Thursday, May 26, 2011
Memorial Day is a federal holiday in the United States observed on the last Monday of May. Originally called Decoration Day, the day was first widely observed on May 30, 1968, to commemorate the Civil War soldiers, by proclamation of General John A Logan of the Grand Army of the Republic, an organization of former sailors and soldiers. In the first national celebration at Arlington National Cemetery, General James Garfield gave a speech and 5,000 participants decorated the graves of more than 20,000 Union and Confederate soldiers. By the late 1800s, many more cities and communities had begun to observe Memorial Day, and after the First World War it became an occasion for honoring those who had died in all America's wars.
In 1971, Congress declared Memorial Day a national holiday to be celebrated on the last Monday of May. Memorial Day is celebrated at Arlington National Cemetery with a ceremony in which an American flag is placed at each grave. The President or Vice President usually lays a wreath at the Tomb of the Unknown Soldier.
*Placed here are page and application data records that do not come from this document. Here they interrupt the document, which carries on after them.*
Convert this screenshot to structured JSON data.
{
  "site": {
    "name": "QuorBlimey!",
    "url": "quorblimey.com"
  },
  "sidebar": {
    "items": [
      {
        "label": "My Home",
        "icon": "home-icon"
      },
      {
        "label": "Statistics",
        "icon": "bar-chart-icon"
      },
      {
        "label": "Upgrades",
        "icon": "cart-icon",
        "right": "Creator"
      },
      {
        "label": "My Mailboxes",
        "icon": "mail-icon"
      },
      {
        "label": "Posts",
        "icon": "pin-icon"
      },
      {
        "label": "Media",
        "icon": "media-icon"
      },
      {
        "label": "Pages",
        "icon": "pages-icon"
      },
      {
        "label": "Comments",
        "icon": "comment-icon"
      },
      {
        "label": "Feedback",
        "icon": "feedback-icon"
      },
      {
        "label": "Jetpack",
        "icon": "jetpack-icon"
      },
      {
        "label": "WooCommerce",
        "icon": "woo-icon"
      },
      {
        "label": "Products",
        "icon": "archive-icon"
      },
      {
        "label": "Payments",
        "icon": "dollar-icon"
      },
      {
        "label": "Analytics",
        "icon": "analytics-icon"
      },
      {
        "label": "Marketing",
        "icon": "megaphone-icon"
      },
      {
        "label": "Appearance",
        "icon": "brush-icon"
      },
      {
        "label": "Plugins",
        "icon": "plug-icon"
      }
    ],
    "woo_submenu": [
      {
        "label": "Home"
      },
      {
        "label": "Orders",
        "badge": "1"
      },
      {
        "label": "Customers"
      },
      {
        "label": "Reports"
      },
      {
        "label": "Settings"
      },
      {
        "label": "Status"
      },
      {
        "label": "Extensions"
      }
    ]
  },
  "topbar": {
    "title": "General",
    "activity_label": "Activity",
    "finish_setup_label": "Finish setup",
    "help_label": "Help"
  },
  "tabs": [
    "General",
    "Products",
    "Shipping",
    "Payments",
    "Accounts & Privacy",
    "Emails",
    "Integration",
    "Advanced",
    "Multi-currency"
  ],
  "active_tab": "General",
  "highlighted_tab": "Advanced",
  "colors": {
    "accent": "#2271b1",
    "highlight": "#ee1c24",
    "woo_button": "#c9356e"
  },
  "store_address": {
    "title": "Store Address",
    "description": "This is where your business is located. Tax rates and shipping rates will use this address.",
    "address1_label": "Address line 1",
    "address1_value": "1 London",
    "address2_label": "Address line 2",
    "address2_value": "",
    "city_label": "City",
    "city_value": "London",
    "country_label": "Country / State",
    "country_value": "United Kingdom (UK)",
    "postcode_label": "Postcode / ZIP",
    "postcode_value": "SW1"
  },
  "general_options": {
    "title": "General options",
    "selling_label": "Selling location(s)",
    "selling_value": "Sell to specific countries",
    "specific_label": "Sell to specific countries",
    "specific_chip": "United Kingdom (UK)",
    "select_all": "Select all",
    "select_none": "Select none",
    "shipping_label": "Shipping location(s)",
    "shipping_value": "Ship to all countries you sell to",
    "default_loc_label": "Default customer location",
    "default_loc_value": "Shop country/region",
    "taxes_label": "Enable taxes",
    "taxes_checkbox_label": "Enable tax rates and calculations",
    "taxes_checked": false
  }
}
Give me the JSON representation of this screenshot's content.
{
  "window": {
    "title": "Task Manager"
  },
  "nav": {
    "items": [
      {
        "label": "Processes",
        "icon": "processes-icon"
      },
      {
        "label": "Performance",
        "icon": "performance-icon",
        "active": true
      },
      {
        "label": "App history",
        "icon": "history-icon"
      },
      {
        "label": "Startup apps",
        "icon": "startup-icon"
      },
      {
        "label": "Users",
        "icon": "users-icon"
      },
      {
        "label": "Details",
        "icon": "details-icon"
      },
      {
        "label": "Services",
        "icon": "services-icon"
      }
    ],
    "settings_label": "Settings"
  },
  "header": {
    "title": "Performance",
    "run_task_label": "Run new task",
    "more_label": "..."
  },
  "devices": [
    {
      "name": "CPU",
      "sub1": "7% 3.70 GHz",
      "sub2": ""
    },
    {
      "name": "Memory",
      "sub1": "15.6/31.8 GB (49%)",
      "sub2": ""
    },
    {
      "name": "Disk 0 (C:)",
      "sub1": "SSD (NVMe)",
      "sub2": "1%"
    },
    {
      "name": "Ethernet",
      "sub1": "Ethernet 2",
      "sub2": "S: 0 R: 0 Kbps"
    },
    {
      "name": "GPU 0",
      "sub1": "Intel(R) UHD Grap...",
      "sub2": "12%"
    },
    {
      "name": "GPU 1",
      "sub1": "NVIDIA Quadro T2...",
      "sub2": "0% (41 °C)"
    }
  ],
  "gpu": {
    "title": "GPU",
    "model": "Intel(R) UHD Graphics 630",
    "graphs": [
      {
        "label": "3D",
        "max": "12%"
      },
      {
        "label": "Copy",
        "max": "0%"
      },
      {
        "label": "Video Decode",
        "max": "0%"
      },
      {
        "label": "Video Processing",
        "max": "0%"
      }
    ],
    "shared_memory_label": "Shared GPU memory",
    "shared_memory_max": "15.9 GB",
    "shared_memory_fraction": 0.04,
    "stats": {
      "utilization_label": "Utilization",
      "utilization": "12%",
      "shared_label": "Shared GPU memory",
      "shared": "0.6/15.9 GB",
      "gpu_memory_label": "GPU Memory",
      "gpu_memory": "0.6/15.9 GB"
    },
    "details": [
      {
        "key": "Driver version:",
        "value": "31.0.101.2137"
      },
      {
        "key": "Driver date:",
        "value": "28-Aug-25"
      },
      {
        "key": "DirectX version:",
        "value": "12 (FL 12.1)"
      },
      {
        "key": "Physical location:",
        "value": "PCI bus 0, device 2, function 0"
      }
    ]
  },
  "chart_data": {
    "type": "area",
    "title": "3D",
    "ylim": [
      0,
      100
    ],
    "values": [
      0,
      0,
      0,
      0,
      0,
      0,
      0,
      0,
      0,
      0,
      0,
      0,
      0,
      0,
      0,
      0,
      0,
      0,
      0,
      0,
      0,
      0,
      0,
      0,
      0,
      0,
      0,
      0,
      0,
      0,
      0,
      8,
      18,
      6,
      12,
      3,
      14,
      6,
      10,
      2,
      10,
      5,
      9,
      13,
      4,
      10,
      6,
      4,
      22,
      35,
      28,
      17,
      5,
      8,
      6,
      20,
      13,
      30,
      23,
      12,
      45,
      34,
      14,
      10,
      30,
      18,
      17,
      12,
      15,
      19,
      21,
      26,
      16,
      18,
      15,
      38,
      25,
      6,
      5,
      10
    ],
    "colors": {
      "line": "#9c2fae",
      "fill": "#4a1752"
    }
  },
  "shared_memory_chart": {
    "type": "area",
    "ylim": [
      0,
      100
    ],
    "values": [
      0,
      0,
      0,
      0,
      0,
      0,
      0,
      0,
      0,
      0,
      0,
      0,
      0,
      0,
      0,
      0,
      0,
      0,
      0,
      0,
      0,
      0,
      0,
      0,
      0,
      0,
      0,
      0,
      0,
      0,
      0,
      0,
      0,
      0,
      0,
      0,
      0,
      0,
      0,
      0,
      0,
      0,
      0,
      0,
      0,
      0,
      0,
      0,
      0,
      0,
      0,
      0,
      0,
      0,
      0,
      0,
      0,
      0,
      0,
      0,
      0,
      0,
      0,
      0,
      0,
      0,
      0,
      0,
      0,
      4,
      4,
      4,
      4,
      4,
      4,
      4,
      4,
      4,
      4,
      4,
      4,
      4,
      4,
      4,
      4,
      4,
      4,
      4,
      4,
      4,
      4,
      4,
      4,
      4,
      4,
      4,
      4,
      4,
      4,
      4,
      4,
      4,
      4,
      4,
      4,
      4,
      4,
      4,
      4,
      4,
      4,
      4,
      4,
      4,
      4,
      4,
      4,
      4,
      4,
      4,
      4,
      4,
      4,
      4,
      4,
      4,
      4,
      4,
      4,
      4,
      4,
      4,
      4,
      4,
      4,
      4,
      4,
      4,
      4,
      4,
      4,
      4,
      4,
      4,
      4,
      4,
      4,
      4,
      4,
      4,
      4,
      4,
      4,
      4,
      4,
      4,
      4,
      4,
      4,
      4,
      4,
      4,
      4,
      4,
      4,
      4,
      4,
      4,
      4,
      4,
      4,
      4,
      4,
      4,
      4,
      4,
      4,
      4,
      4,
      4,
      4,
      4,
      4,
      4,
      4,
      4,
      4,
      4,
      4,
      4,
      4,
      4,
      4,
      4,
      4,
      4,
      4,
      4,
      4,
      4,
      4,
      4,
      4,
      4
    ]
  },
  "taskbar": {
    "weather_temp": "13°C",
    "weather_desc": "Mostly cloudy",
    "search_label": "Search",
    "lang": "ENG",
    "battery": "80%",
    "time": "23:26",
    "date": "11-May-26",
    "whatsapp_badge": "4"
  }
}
For more information on Memorial Day Traditions, the meaning and history, the National Memorial Day Concert, information to support not only our fallen soldiers but also our currently serving troops and their families, and to read about past national concerts, please visit http://www.pbs.org/memorialdayconcert/.